The Big Winners From Microsoft's $7.5 Billion GitHub Acquisition

Who came out ahead in the mega-deal?
 
 

This article originally ran on PitchBook.

In one of the biggest acquisitions of a US venture-backed company in the last decade, Microsoft has agreed to pick up GitHub for $7.5 billion in stock. The deal, which had been floating around the rumor mill for weeks before Microsoft confirmed it on Monday, will add GitHub's open-source software development platform to the computing giant's bag of tricks. It will also make GitHub's biggest shareholders quite wealthy. 

Founded in San Francisco in 2008, GitHub has grown to become the home of more than 28 million developers who collaborate on the platform. The company has more than 85 million code repositories used by people around the world, and Microsoft, with more than 2 million updates made to projects, is already GitHub’s most active organization. GitHub will continue to operate independently, but with the acquisition, Microsoft says it's "all-in on open source," a stance that makes sense given the deal's massive price tag.

GitHub's financing history

The $7.5 billion deal is one of the biggest US VC-backed acquisitions of the last 10 years, according to PitchBook data. It's also among the largest venture-backed exits in the country so far in 2018, behind Spotify's direct listing and Dropbox's IPO.   

Since it was founded, GitHub had raised just two venture capital rounds for a total of $350 million in funding. In 2012, Andreessen Horowitz poured $100 million into the company at a valuation of $750 million. At that time, it was the biggest check the investor had ever written. Three years later, GitHub secured a $250 million financing round at a valuation of more than $2 billion. Sequoia led the second round, and Andreessen Horowitz also participated.

The biggest stakeholders

The $7.5 billion deal is nearly four times bigger than GitHub's most recent private valuation—representing an excellent outcome for the company and its investors. Andreessen Horowitz is said to be the biggest venture capital winner from the deal, with a 13% stake worth more than $1 billion. Sequoia reportedly holds the second-biggest stake. Thrive Capital and IVP are the third and fourth largest VC investors, per reports. 

GitHub is far from the first success for Andreessen Horowitz and Sequoia: The two Silicon Valley powerhouses top our recent list of the most active investors in the most valuable startups in the world.  

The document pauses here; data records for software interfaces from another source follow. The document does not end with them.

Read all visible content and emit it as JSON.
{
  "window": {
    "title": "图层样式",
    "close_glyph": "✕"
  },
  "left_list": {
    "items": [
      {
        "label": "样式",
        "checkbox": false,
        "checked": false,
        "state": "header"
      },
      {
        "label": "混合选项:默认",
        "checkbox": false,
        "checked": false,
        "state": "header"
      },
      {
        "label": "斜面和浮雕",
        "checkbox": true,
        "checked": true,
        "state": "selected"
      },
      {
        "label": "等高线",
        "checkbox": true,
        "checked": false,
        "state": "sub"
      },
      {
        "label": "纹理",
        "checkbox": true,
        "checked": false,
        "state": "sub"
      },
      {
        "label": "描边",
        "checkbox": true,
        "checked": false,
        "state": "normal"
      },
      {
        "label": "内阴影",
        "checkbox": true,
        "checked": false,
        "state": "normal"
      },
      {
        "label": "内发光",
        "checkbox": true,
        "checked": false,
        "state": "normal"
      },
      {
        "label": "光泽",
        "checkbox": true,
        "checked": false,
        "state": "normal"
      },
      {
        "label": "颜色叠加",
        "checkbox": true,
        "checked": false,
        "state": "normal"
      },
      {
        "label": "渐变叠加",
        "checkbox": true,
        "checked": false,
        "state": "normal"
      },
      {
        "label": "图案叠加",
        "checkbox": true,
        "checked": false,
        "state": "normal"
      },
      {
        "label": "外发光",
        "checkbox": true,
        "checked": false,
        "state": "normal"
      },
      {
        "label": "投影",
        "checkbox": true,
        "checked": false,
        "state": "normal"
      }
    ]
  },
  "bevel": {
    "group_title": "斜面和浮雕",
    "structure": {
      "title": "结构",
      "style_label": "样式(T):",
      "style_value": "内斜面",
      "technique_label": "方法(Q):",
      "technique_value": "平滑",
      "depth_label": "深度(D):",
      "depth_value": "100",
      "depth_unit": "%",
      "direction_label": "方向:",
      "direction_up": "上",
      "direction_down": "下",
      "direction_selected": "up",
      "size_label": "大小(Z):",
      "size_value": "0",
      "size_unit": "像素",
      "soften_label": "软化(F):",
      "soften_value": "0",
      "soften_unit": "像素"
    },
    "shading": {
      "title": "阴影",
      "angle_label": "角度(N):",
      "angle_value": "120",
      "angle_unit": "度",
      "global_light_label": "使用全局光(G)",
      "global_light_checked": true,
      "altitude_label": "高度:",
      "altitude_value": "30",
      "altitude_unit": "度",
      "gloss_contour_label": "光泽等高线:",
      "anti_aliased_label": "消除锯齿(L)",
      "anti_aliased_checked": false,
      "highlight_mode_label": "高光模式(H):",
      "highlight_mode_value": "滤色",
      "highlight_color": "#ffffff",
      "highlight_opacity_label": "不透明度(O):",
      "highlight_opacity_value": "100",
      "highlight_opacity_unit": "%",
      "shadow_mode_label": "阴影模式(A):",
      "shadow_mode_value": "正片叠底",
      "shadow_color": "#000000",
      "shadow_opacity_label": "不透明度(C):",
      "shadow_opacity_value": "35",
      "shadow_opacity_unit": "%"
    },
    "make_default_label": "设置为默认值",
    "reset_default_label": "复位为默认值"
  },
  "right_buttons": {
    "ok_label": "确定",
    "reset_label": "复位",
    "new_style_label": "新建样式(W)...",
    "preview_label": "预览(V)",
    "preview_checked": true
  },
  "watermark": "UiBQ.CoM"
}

As for non-VC shareholders, co-founder and CEO Chris Wanstrath is the single biggest owner and will receive up to $1.5 billion in Microsoft stock, per Forbes. Wanswrath had said he was planning to step down as CEO; after the acquisition is complete, he will be replaced by Microsoft executive Nat Friedman. Co-founders Tom Preston-Werner and PJ Hyett will also reportedly pull in more than $1 billion apiece. 

The acquisition is massive from Microsoft’s perspective, too. It's the Seattle-area software company's fourth biggest acquisition since at least the beginning of 2007, per the PitchBook Platform. The company's largest M&A transaction over that period remains its pickup of LinkedIn for more than $26 billion in 2016. That's followed by the purchase of Skype for $9 billion in 2011. Coming in third is its 2013 acquisition of Nokia's mobile phone unit for $7.6 billion, a transaction that didn't work out so well for Microsoft—it wrote off nearly the entire sum a few years later.  

Here's hoping the GitHub acquisition works out better. Commentators say it could help Microsoft convince developers to create applications for Azure, its cloud-computing business, as GitHub has been popular with open-source software writers. 

Check out all of Microsoft's acquisitions right here (PitchBook account required to view information).